### [Data shown]
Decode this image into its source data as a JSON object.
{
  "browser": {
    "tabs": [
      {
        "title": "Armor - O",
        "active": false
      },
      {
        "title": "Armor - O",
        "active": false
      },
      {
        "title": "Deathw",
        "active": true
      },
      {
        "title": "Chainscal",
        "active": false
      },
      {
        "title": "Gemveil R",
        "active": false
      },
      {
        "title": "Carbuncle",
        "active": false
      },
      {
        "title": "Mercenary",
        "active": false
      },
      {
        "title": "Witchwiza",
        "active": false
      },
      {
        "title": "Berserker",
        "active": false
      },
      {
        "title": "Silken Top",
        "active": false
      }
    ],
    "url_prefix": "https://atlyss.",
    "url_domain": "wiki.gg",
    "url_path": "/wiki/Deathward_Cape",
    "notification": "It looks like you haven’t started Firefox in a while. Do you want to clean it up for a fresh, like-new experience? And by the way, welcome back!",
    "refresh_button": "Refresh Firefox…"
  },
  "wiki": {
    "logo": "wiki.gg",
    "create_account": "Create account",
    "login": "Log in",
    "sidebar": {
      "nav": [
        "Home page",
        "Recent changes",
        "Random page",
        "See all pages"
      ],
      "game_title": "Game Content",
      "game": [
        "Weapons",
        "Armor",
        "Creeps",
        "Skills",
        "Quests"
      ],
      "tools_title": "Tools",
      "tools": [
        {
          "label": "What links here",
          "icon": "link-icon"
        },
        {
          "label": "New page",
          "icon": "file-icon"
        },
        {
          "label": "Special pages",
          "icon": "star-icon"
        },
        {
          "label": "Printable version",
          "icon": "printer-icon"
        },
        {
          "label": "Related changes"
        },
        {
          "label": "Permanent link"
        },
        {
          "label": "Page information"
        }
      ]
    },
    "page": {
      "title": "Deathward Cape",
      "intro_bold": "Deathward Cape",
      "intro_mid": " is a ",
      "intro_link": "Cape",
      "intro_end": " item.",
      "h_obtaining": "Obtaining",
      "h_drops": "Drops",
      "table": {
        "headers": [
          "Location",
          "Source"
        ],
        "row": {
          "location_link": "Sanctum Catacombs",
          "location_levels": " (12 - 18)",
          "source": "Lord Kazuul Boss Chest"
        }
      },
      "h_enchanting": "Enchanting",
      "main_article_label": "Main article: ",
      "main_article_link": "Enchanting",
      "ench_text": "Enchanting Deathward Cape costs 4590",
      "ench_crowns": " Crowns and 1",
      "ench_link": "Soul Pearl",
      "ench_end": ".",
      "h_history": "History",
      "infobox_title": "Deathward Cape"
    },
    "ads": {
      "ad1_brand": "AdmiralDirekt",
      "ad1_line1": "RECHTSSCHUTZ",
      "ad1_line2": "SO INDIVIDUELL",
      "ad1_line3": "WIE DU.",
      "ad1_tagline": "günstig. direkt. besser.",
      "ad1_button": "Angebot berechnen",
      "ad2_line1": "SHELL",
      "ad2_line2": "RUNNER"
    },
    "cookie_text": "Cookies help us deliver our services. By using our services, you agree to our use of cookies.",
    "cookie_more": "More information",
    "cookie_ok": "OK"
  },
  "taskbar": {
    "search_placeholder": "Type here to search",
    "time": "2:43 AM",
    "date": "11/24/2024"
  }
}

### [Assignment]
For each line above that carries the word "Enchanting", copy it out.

### [Exercise output]
      "h_enchanting": "Enchanting",
      "main_article_link": "Enchanting",
      "ench_text": "Enchanting Deathward Cape costs 4590",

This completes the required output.